The 138 Muslim scholars and dignitaries from around the world sent in October an open letter to the world’s Christian clergy, including Pope Benedict, for dialogue based on commonalities between Islam and Christianity.
Pope Benedict responded earlier this month to the Muslim letter and invited Muslim scholars and intellectuals to a meeting at the Vatican for a dialogue.
Nayed said Muslims had always greeted Christians at Christmas throughout history.
He said that media have been giving too much focus to extremist voices while disregarding the tolerant and peaceful nature of the faith.
“This has resulted in a very skewed and distorted picture of Islam,” he said.
“Mainstream Islam has regained its voice once again.”
Signatories include Egypt’s Grand Mufti Ali Gomaa and Sheikh Ikrima Sabri, the Mufti of Al-Quds (occupied East Jerusalem).
The list also features prominent preachers including Egyptian Amr Khaled and American Sheikh Hamza Yusuf.
Secretary General of the pan-Muslim Organization of the Islamic Conference Ekmeleddin Ihsanoglu is also a signatory.
The Muslim Christmas message won plaudits from Christian leaders and theologians.
Cardinal Jean-Louis Tauran, head of the pope’s council for inter-religious dialogue, told the Financial Times that progress was being made on dialogue between the two faiths.
He said a preparatory meeting will be held in the spring to discuss concrete steps to promote inter-faith dialogue.
Theologian Miroslav Volf said the new Muslim initiative “contains every affirmation of sanctity of every single human life.”
The Muslim gestures aimed to ease strained ties between Muslims and Christians after Pope Benedict hinted indirectly last year that Islam was violent.

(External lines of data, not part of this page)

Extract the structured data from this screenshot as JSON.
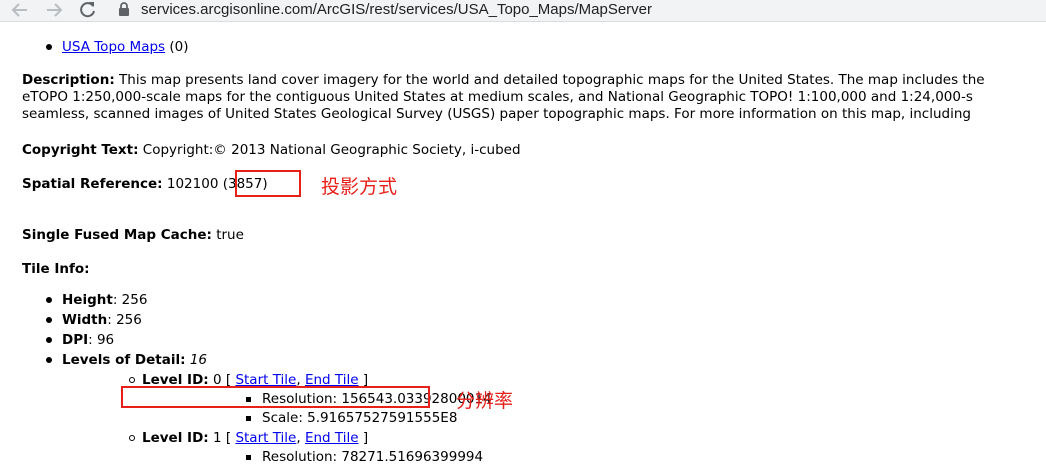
{
  "browser": {
    "url": "services.arcgisonline.com/ArcGIS/rest/services/USA_Topo_Maps/MapServer"
  },
  "page": {
    "layer": {
      "link": "USA Topo Maps",
      "count": "(0)"
    },
    "description": {
      "label": "Description:",
      "line1": "This map presents land cover imagery for the world and detailed topographic maps for the United States. The map includes the",
      "line2": "eTOPO 1:250,000-scale maps for the contiguous United States at medium scales, and National Geographic TOPO! 1:100,000 and 1:24,000-s",
      "line3": "seamless, scanned images of United States Geological Survey (USGS) paper topographic maps. For more information on this map, including"
    },
    "copyright": {
      "label": "Copyright Text:",
      "value": "Copyright:© 2013 National Geographic Society, i-cubed"
    },
    "spatial_reference": {
      "label": "Spatial Reference:",
      "value": "102100",
      "latest": "(3857)"
    },
    "single_fused": {
      "label": "Single Fused Map Cache:",
      "value": "true"
    },
    "tile_info": {
      "label": "Tile Info:",
      "height": {
        "label": "Height",
        "value": ": 256"
      },
      "width": {
        "label": "Width",
        "value": ": 256"
      },
      "dpi": {
        "label": "DPI",
        "value": ": 96"
      },
      "lods": {
        "label": "Levels of Detail:",
        "value": "16"
      },
      "levels": [
        {
          "label": "Level ID:",
          "id": "0",
          "open": "[",
          "start": "Start Tile",
          "sep": ",",
          "end": "End Tile",
          "close": "]",
          "resolution": "Resolution: 156543.03392800014",
          "scale": "Scale: 5.91657527591555E8"
        },
        {
          "label": "Level ID:",
          "id": "1",
          "open": "[",
          "start": "Start Tile",
          "sep": ",",
          "end": "End Tile",
          "close": "]",
          "resolution": "Resolution: 78271.51696399994"
        }
      ]
    }
  },
  "annotations": {
    "projection_note": "投影方式",
    "resolution_note": "分辨率",
    "color": "#e8201a"
  }
}
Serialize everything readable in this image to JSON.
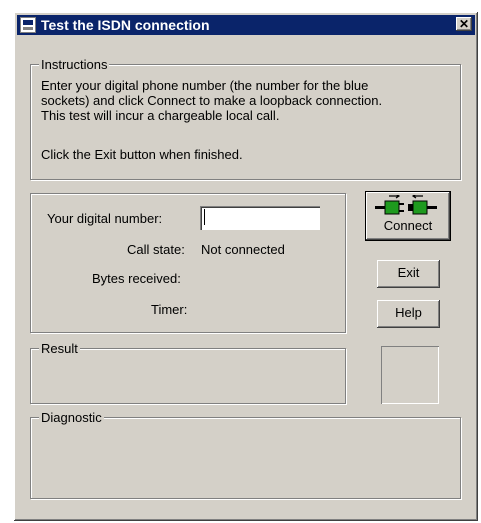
{
  "window": {
    "title": "Test the ISDN connection",
    "close_glyph": "✕"
  },
  "instructions": {
    "legend": "Instructions",
    "lines": [
      "Enter your digital phone number (the number for the blue",
      "sockets) and click Connect to make a loopback connection.",
      "This test will incur a chargeable local call.",
      "Click the Exit button when finished."
    ]
  },
  "status": {
    "number_label": "Your digital number:",
    "number_value": "",
    "call_state_label": "Call state:",
    "call_state_value": "Not connected",
    "bytes_label": "Bytes received:",
    "bytes_value": "",
    "timer_label": "Timer:",
    "timer_value": ""
  },
  "buttons": {
    "connect_label": "Connect",
    "connect_icon": "plug-connect-icon",
    "exit_label": "Exit",
    "help_label": "Help"
  },
  "result": {
    "legend": "Result"
  },
  "diagnostic": {
    "legend": "Diagnostic"
  },
  "colors": {
    "title_bar": "#0a246a",
    "face": "#d4d0c8",
    "plug_green": "#1e9a1e"
  }
}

Pope Benedict stopped short of a clear apology sought by Muslims over his speech in his native Germany, but expressed regret for the reaction to his speech.
Nayed, who had taught at the Vatican’s Gregorian University, blamed some close advisers to the Pope of straining ties between the two Abrahamic faiths.
“This negativity is very dangerous and leads the Vatican to make some truly dangerous mistakes,” he said.